- _Records to use_

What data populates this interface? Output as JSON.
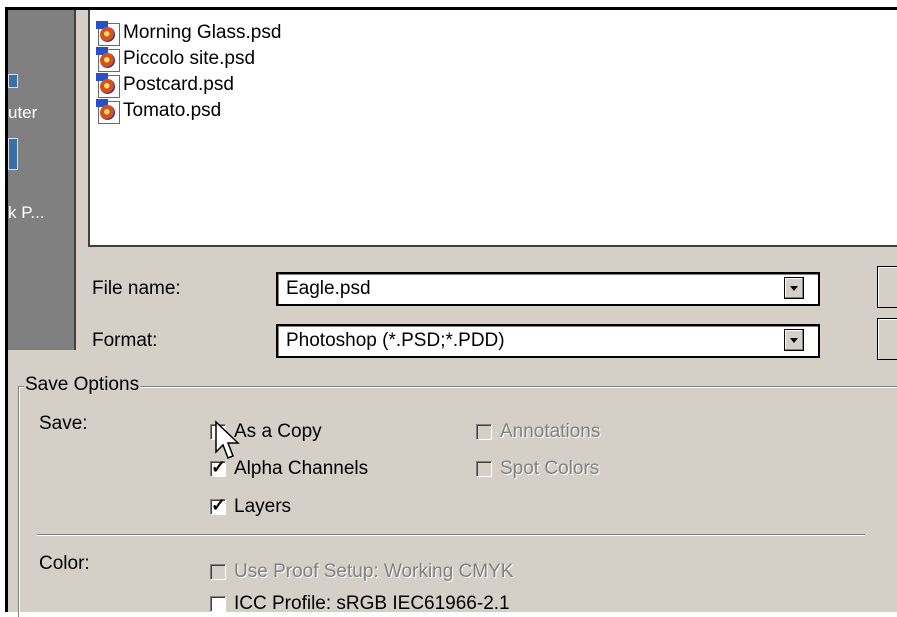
{
  "places_bar": {
    "items": [
      {
        "label": "uter"
      },
      {
        "label": "k P..."
      }
    ]
  },
  "file_list": {
    "files": [
      {
        "name": "Morning Glass.psd"
      },
      {
        "name": "Piccolo site.psd"
      },
      {
        "name": "Postcard.psd"
      },
      {
        "name": "Tomato.psd"
      }
    ]
  },
  "file_name": {
    "label": "File name:",
    "value": "Eagle.psd"
  },
  "format": {
    "label": "Format:",
    "value": "Photoshop (*.PSD;*.PDD)"
  },
  "save_options": {
    "title": "Save Options",
    "save_label": "Save:",
    "checkboxes": [
      {
        "label": "As a Copy",
        "checked": false,
        "enabled": true
      },
      {
        "label": "Alpha Channels",
        "checked": true,
        "enabled": true
      },
      {
        "label": "Layers",
        "checked": true,
        "enabled": true
      },
      {
        "label": "Annotations",
        "checked": false,
        "enabled": false
      },
      {
        "label": "Spot Colors",
        "checked": false,
        "enabled": false
      }
    ],
    "color_label": "Color:",
    "use_proof_setup": {
      "label": "Use Proof Setup:  Working CMYK",
      "checked": false,
      "enabled": false
    },
    "icc_profile": {
      "label": "ICC Profile:  sRGB IEC61966-2.1",
      "checked": false,
      "enabled": true
    }
  }
}
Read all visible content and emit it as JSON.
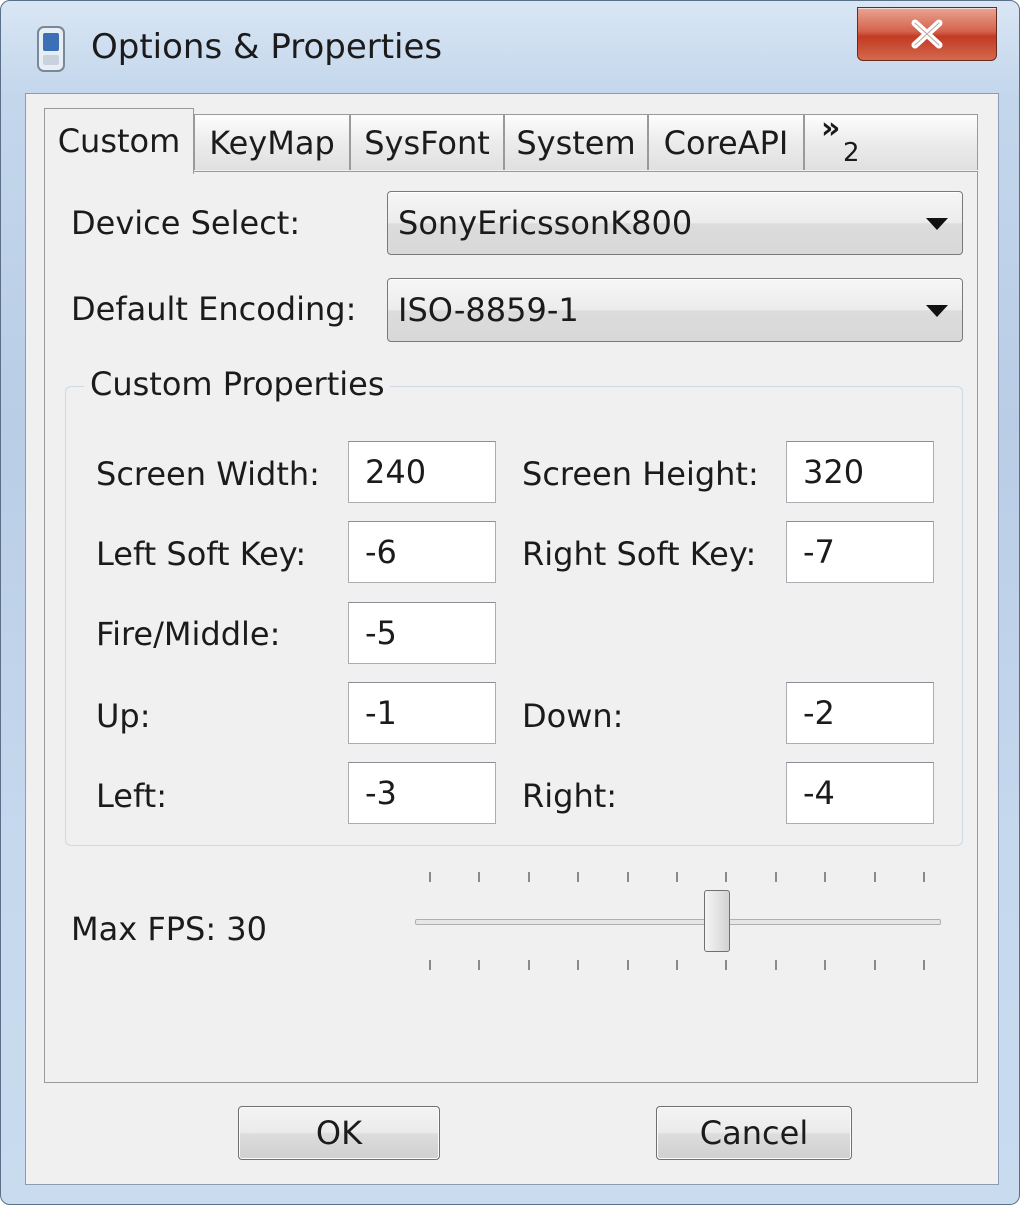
{
  "window": {
    "title": "Options & Properties",
    "close_glyph": "✕"
  },
  "tabs": [
    {
      "label": "Custom",
      "active": true
    },
    {
      "label": "KeyMap"
    },
    {
      "label": "SysFont"
    },
    {
      "label": "System"
    },
    {
      "label": "CoreAPI"
    },
    {
      "label": "»",
      "sub": "2"
    }
  ],
  "device_select": {
    "label": "Device Select:",
    "value": "SonyEricssonK800"
  },
  "default_encoding": {
    "label": "Default Encoding:",
    "value": "ISO-8859-1"
  },
  "custom_properties": {
    "title": "Custom Properties",
    "screen_width": {
      "label": "Screen Width:",
      "value": "240"
    },
    "screen_height": {
      "label": "Screen Height:",
      "value": "320"
    },
    "left_soft_key": {
      "label": "Left Soft Key:",
      "value": "-6"
    },
    "right_soft_key": {
      "label": "Right Soft Key:",
      "value": "-7"
    },
    "fire_middle": {
      "label": "Fire/Middle:",
      "value": "-5"
    },
    "up": {
      "label": "Up:",
      "value": "-1"
    },
    "down": {
      "label": "Down:",
      "value": "-2"
    },
    "left": {
      "label": "Left:",
      "value": "-3"
    },
    "right": {
      "label": "Right:",
      "value": "-4"
    }
  },
  "max_fps": {
    "label": "Max FPS: 30",
    "slider_fraction": 0.58
  },
  "buttons": {
    "ok": "OK",
    "cancel": "Cancel"
  },
  "colors": {
    "close_button": "#c7432b",
    "frame": "#c3d6ec",
    "dialog_bg": "#f0f0f0"
  },
  "icons": {
    "app": "mobile-phone-icon",
    "close": "close-icon"
  }
}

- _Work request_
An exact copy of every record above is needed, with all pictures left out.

- _Worked solution_
What data populates this interface? Output as JSON.
{
  "places_bar": {
    "items": [
      {
        "label": "uter"
      },
      {
        "label": "k P..."
      }
    ]
  },
  "file_list": {
    "files": [
      {
        "name": "Morning Glass.psd"
      },
      {
        "name": "Piccolo site.psd"
      },
      {
        "name": "Postcard.psd"
      },
      {
        "name": "Tomato.psd"
      }
    ]
  },
  "file_name": {
    "label": "File name:",
    "value": "Eagle.psd"
  },
  "format": {
    "label": "Format:",
    "value": "Photoshop (*.PSD;*.PDD)"
  },
  "save_options": {
    "title": "Save Options",
    "save_label": "Save:",
    "checkboxes": [
      {
        "label": "As a Copy",
        "checked": false,
        "enabled": true
      },
      {
        "label": "Alpha Channels",
        "checked": true,
        "enabled": true
      },
      {
        "label": "Layers",
        "checked": true,
        "enabled": true
      },
      {
        "label": "Annotations",
        "checked": false,
        "enabled": false
      },
      {
        "label": "Spot Colors",
        "checked": false,
        "enabled": false
      }
    ],
    "color_label": "Color:",
    "use_proof_setup": {
      "label": "Use Proof Setup:  Working CMYK",
      "checked": false,
      "enabled": false
    },
    "icc_profile": {
      "label": "ICC Profile:  sRGB IEC61966-2.1",
      "checked": false,
      "enabled": true
    }
  }
}
Read all visible content and emit it as JSON.
{
  "window": {
    "title": "Options & Properties",
    "close_glyph": "✕"
  },
  "tabs": [
    {
      "label": "Custom",
      "active": true
    },
    {
      "label": "KeyMap"
    },
    {
      "label": "SysFont"
    },
    {
      "label": "System"
    },
    {
      "label": "CoreAPI"
    },
    {
      "label": "»",
      "sub": "2"
    }
  ],
  "device_select": {
    "label": "Device Select:",
    "value": "SonyEricssonK800"
  },
  "default_encoding": {
    "label": "Default Encoding:",
    "value": "ISO-8859-1"
  },
  "custom_properties": {
    "title": "Custom Properties",
    "screen_width": {
      "label": "Screen Width:",
      "value": "240"
    },
    "screen_height": {
      "label": "Screen Height:",
      "value": "320"
    },
    "left_soft_key": {
      "label": "Left Soft Key:",
      "value": "-6"
    },
    "right_soft_key": {
      "label": "Right Soft Key:",
      "value": "-7"
    },
    "fire_middle": {
      "label": "Fire/Middle:",
      "value": "-5"
    },
    "up": {
      "label": "Up:",
      "value": "-1"
    },
    "down": {
      "label": "Down:",
      "value": "-2"
    },
    "left": {
      "label": "Left:",
      "value": "-3"
    },
    "right": {
      "label": "Right:",
      "value": "-4"
    }
  },
  "max_fps": {
    "label": "Max FPS: 30",
    "slider_fraction": 0.58
  },
  "buttons": {
    "ok": "OK",
    "cancel": "Cancel"
  },
  "colors": {
    "close_button": "#c7432b",
    "frame": "#c3d6ec",
    "dialog_bg": "#f0f0f0"
  },
  "icons": {
    "app": "mobile-phone-icon",
    "close": "close-icon"
  }
}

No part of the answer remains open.